|Titre :||Second opinion in medical encounters − A study among breast cancer patients (2017)|
|Auteurs :||Sophie E. Groß, Auteur ; Marij A Hillenb, Auteur ; Holger Pfaff, Auteur|
|Type de document :||Article : texte imprimé|
|Dans :||Patient Education and Counseling (Vol 100 n° 11, Novembre 2017)|
|Article en page(s) :||pp. 1990-1995|
|Mots-clés:||Prise de décision partagéeconfianceDeuxième opinion|
To examine the association between whether physicians discuss the possibility of seeking a second opinion (SO) with patients and the patients’ decision to seek an SO. We also investigated the impact of seeking such an opinion on patients’ trust in physicians.
Newly diagnosed breast cancer patients were surveyed postoperatively with a mail survey. A patient survey is carried out annually to evaluate the breast cancer centers in North Rhine-Westphalia, Germany. In 2016, survey data from 4517 patients in 87 hospitals were analyzed.
Physicians were more likely to inform patients under the age of 75 years with higher education levels about the possibility of seeking an SO. Our results indicate that requesting another opinion is associated with less trust in the physician.
Our results indicate that physicians may selectively inform only a subset of patients about the possibility of seeking an SO. Patients who were informed about such a possibility are more likely to do so.
Physicians may need to be careful to avoid inequalities based on the age and education of patients regarding giving information about the possibility of an SO. Moreover, breast cancer centers could provide material to patients regarding seeking an SO.

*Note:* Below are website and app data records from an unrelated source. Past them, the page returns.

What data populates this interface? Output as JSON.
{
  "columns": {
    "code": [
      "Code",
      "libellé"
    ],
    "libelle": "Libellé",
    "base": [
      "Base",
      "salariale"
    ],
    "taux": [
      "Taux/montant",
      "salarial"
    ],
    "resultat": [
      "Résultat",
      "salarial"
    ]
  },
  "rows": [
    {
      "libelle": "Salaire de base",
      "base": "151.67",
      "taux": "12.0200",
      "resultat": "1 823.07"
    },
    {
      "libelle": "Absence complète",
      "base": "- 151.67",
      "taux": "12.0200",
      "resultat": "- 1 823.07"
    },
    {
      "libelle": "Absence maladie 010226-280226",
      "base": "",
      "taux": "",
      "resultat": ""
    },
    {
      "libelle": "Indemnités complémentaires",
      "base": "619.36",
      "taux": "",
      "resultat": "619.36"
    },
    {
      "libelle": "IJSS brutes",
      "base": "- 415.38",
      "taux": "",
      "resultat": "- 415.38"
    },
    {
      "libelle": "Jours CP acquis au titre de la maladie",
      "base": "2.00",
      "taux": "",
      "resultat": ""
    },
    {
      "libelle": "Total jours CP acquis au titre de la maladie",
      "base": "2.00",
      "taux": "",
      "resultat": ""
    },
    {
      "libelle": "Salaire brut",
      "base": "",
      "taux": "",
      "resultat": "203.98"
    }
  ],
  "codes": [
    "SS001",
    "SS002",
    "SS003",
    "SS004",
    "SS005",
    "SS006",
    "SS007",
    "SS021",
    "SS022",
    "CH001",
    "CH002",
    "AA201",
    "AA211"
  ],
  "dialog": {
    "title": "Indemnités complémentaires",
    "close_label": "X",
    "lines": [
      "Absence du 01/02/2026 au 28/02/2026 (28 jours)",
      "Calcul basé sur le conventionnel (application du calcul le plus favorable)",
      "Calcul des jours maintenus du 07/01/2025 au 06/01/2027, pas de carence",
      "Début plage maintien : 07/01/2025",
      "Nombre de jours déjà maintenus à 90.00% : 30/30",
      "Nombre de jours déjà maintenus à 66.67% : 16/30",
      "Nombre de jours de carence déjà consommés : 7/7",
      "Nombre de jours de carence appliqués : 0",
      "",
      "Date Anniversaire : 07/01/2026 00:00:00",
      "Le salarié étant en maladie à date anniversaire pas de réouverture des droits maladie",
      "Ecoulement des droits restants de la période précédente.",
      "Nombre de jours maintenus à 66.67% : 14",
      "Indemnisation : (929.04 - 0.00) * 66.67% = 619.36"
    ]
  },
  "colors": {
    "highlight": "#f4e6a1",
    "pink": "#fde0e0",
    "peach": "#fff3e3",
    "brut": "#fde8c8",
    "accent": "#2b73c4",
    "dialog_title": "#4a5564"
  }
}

|RESO P.12||P000889||Bulletin||RESOdoc||Consultation sur place|